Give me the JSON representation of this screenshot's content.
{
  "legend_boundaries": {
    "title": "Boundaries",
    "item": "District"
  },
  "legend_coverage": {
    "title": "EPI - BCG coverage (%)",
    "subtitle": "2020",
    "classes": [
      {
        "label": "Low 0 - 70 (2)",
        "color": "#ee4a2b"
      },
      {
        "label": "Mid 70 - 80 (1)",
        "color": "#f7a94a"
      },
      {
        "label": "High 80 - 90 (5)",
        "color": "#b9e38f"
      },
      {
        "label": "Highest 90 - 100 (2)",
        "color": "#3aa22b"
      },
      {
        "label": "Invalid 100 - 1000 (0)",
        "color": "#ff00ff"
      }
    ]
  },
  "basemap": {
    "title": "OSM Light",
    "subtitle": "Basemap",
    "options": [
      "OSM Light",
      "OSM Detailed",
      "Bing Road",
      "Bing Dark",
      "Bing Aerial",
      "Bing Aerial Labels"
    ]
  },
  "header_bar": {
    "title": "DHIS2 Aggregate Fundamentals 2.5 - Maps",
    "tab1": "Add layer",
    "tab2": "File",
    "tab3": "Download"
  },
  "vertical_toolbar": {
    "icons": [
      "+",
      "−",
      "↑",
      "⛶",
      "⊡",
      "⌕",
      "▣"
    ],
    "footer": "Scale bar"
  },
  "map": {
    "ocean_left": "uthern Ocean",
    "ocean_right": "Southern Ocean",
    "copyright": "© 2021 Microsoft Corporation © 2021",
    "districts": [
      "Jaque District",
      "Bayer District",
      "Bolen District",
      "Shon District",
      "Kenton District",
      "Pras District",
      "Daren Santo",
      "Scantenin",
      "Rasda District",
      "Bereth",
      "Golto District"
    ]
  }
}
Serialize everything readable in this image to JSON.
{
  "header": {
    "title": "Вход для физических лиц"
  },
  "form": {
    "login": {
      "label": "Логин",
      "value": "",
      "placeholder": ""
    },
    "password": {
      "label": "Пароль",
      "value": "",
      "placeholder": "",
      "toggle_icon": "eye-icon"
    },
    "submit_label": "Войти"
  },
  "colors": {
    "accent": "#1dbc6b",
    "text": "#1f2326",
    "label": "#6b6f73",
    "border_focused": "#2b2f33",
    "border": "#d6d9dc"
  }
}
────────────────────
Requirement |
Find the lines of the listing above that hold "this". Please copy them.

Task answer |
Give me the JSON representation of this screenshot's content.
Serialize everything readable in this image to JSON.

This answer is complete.